- A man from Missouri was caught buying dangerous chemical weapons on the dark web.
- The person was using someone else’s name and address and bought the stuff using Bitcoin.
- Upon investigating, the authorities figured that the man had already sourced toxic substances through previous orders.
The US Department of Justice announced that a Missouri man who attempted to purchase a chemical weapon on the dark web using Bitcoin was sentenced to 12 years in federal prison. Jason William Siesser, 46, has admitted the crime as well as the aggravated identity theft that supported his illegal purchase efforts that happened on two separate occasions, one on June 14, 2018, and one on August 23, 2018.
According to the FBI, the 10 mL of the chemical weapon that Siesser purchased on the dark web is capable of killing up to 300 people. Instead of the ordered highly toxic compound, the FBI agents who were making the fake sale sent an inert substance to trap Siesser and figure out his real identity and residence. The man was making the purchase through a fake juvenile identity and paid $150 using an unreported and anonymous Bitcoin address.
After figuring out Siesser’s physical address, the FBI executed a search warrant on his house and on a shelf in the garage, they located 10 grams of cadmium arsenide, as well as another 100 grams of cadmium metal and approximately 500 ml of hydrochloric acid. The law enforcement agents also found an invoice indicating that Siesser had bought them all together on March 30, 2018.
As for the man’s motives, the investigators found letters expressing anger and resentment over a breakup, so the arrested man was planning to hurt at least one person. However, the amount of the chemicals that Siesser held would enable him to intoxicate hundreds of innocent people if he decided to go that way.

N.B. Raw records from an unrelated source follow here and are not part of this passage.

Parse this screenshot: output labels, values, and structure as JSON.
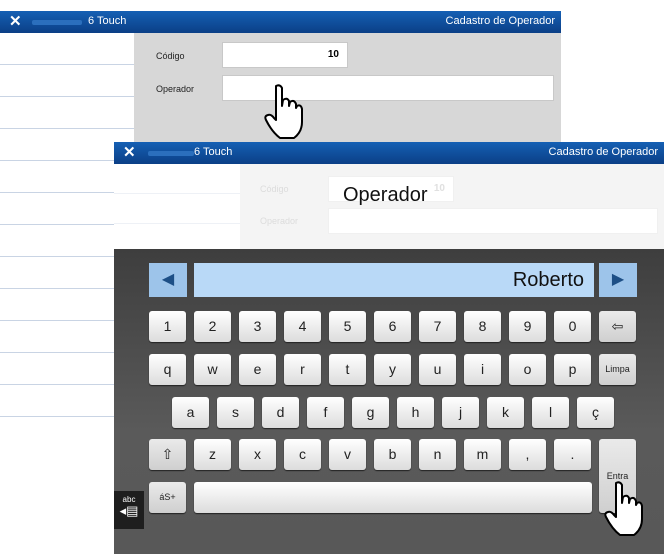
{
  "back_window": {
    "title_app": "6 Touch",
    "title_form": "Cadastro de Operador",
    "codigo_label": "Código",
    "codigo_value": "10",
    "operador_label": "Operador",
    "operador_value": ""
  },
  "front_window": {
    "title_app": "6 Touch",
    "title_form": "Cadastro de Operador",
    "codigo_label": "Código",
    "codigo_value": "10",
    "operador_label": "Operador",
    "field_caption": "Operador",
    "input_value": "Roberto",
    "keyboard": {
      "prev_symbol": "◀",
      "next_symbol": "▶",
      "row1": [
        "1",
        "2",
        "3",
        "4",
        "5",
        "6",
        "7",
        "8",
        "9",
        "0"
      ],
      "backspace_symbol": "⇦",
      "row2": [
        "q",
        "w",
        "e",
        "r",
        "t",
        "y",
        "u",
        "i",
        "o",
        "p"
      ],
      "limpa": "Limpa",
      "row3": [
        "a",
        "s",
        "d",
        "f",
        "g",
        "h",
        "j",
        "k",
        "l",
        "ç"
      ],
      "shift_symbol": "⇧",
      "row4": [
        "z",
        "x",
        "c",
        "v",
        "b",
        "n",
        "m",
        ",",
        "."
      ],
      "entra": "Entra",
      "alt_key": "áS+",
      "abc_label": "abc"
    }
  },
  "colors": {
    "titlebar": "#0b3f86",
    "display": "#b9d9f7",
    "nav_button": "#9dc4ea"
  },
  "icons": [
    "close-icon",
    "hand-cursor-icon",
    "left-arrow-icon",
    "right-arrow-icon",
    "backspace-icon",
    "shift-icon",
    "keyboard-icon"
  ]
}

The fact that people under emotional and psychological instability can source dangerous weapons from the dark web, even specialized chemicals, is another example of the many ways through which crooks are looking to make a profit by fulfilling the needs of sick people. Thankfully, this time, undercover agents were able to intervene and catch Siesser before it was too late.